*** Entries provided

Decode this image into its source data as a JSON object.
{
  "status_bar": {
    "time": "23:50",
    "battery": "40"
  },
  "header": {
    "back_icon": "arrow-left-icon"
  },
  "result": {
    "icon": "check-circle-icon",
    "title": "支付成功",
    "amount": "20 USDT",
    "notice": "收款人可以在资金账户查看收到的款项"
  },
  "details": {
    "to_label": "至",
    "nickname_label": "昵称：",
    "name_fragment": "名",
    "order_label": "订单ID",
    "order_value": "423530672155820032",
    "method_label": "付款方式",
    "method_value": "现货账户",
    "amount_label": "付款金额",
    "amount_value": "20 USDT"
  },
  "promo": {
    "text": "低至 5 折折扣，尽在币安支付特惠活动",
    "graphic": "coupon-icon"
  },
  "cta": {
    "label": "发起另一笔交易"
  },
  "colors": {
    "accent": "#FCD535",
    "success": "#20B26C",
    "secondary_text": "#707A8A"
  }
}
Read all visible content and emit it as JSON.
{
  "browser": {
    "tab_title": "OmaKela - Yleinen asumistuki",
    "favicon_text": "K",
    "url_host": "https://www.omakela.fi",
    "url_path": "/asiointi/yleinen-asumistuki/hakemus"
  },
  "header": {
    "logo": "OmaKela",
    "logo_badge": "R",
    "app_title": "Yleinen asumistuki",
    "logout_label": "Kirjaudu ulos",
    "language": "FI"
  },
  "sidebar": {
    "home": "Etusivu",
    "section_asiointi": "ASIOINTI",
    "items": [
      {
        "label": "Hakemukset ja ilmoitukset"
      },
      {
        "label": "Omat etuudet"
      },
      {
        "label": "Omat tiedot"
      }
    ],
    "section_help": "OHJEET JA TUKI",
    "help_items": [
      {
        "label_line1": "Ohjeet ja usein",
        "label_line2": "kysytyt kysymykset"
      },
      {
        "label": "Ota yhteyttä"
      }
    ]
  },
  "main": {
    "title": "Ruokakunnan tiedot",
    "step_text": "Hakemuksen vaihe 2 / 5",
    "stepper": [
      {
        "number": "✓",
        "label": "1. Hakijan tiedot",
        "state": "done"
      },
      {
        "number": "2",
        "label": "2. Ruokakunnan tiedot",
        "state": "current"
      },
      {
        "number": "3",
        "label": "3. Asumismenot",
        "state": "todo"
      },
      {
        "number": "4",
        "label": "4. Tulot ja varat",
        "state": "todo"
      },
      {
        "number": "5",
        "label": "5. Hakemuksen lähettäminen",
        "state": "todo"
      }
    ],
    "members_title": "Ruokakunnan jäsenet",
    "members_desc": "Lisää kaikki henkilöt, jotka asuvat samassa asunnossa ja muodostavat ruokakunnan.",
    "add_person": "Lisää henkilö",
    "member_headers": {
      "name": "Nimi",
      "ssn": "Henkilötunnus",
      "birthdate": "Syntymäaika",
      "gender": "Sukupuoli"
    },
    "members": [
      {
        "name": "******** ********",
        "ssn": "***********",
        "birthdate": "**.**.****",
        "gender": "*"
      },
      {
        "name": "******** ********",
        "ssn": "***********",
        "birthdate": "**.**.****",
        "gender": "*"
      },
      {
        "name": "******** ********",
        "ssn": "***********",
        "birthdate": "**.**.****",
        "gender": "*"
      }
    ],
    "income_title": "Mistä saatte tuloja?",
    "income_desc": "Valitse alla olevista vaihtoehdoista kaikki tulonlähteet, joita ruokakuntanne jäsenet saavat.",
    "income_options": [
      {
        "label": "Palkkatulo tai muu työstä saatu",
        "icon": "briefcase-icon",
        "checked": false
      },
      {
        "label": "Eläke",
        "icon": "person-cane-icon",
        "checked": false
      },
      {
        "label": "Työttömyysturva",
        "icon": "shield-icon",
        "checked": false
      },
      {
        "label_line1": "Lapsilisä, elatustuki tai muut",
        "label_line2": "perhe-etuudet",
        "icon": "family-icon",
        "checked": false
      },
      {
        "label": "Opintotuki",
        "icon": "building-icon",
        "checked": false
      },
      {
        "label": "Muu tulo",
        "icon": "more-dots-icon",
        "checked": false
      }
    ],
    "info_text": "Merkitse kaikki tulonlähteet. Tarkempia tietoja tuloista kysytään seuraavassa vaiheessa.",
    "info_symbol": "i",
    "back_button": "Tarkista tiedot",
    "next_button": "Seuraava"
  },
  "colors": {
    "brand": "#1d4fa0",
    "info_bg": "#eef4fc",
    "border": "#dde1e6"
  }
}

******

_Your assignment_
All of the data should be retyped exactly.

_Written answer_
Decode this image into its source data as a JSON object.
{
  "status_bar": {
    "time": "23:50",
    "battery": "40"
  },
  "header": {
    "back_icon": "arrow-left-icon"
  },
  "result": {
    "icon": "check-circle-icon",
    "title": "支付成功",
    "amount": "20 USDT",
    "notice": "收款人可以在资金账户查看收到的款项"
  },
  "details": {
    "to_label": "至",
    "nickname_label": "昵称：",
    "name_fragment": "名",
    "order_label": "订单ID",
    "order_value": "423530672155820032",
    "method_label": "付款方式",
    "method_value": "现货账户",
    "amount_label": "付款金额",
    "amount_value": "20 USDT"
  },
  "promo": {
    "text": "低至 5 折折扣，尽在币安支付特惠活动",
    "graphic": "coupon-icon"
  },
  "cta": {
    "label": "发起另一笔交易"
  },
  "colors": {
    "accent": "#FCD535",
    "success": "#20B26C",
    "secondary_text": "#707A8A"
  }
}
Read all visible content and emit it as JSON.
{
  "browser": {
    "tab_title": "OmaKela - Yleinen asumistuki",
    "favicon_text": "K",
    "url_host": "https://www.omakela.fi",
    "url_path": "/asiointi/yleinen-asumistuki/hakemus"
  },
  "header": {
    "logo": "OmaKela",
    "logo_badge": "R",
    "app_title": "Yleinen asumistuki",
    "logout_label": "Kirjaudu ulos",
    "language": "FI"
  },
  "sidebar": {
    "home": "Etusivu",
    "section_asiointi": "ASIOINTI",
    "items": [
      {
        "label": "Hakemukset ja ilmoitukset"
      },
      {
        "label": "Omat etuudet"
      },
      {
        "label": "Omat tiedot"
      }
    ],
    "section_help": "OHJEET JA TUKI",
    "help_items": [
      {
        "label_line1": "Ohjeet ja usein",
        "label_line2": "kysytyt kysymykset"
      },
      {
        "label": "Ota yhteyttä"
      }
    ]
  },
  "main": {
    "title": "Ruokakunnan tiedot",
    "step_text": "Hakemuksen vaihe 2 / 5",
    "stepper": [
      {
        "number": "✓",
        "label": "1. Hakijan tiedot",
        "state": "done"
      },
      {
        "number": "2",
        "label": "2. Ruokakunnan tiedot",
        "state": "current"
      },
      {
        "number": "3",
        "label": "3. Asumismenot",
        "state": "todo"
      },
      {
        "number": "4",
        "label": "4. Tulot ja varat",
        "state": "todo"
      },
      {
        "number": "5",
        "label": "5. Hakemuksen lähettäminen",
        "state": "todo"
      }
    ],
    "members_title": "Ruokakunnan jäsenet",
    "members_desc": "Lisää kaikki henkilöt, jotka asuvat samassa asunnossa ja muodostavat ruokakunnan.",
    "add_person": "Lisää henkilö",
    "member_headers": {
      "name": "Nimi",
      "ssn": "Henkilötunnus",
      "birthdate": "Syntymäaika",
      "gender": "Sukupuoli"
    },
    "members": [
      {
        "name": "******** ********",
        "ssn": "***********",
        "birthdate": "**.**.****",
        "gender": "*"
      },
      {
        "name": "******** ********",
        "ssn": "***********",
        "birthdate": "**.**.****",
        "gender": "*"
      },
      {
        "name": "******** ********",
        "ssn": "***********",
        "birthdate": "**.**.****",
        "gender": "*"
      }
    ],
    "income_title": "Mistä saatte tuloja?",
    "income_desc": "Valitse alla olevista vaihtoehdoista kaikki tulonlähteet, joita ruokakuntanne jäsenet saavat.",
    "income_options": [
      {
        "label": "Palkkatulo tai muu työstä saatu",
        "icon": "briefcase-icon",
        "checked": false
      },
      {
        "label": "Eläke",
        "icon": "person-cane-icon",
        "checked": false
      },
      {
        "label": "Työttömyysturva",
        "icon": "shield-icon",
        "checked": false
      },
      {
        "label_line1": "Lapsilisä, elatustuki tai muut",
        "label_line2": "perhe-etuudet",
        "icon": "family-icon",
        "checked": false
      },
      {
        "label": "Opintotuki",
        "icon": "building-icon",
        "checked": false
      },
      {
        "label": "Muu tulo",
        "icon": "more-dots-icon",
        "checked": false
      }
    ],
    "info_text": "Merkitse kaikki tulonlähteet. Tarkempia tietoja tuloista kysytään seuraavassa vaiheessa.",
    "info_symbol": "i",
    "back_button": "Tarkista tiedot",
    "next_button": "Seuraava"
  },
  "colors": {
    "brand": "#1d4fa0",
    "info_bg": "#eef4fc",
    "border": "#dde1e6"
  }
}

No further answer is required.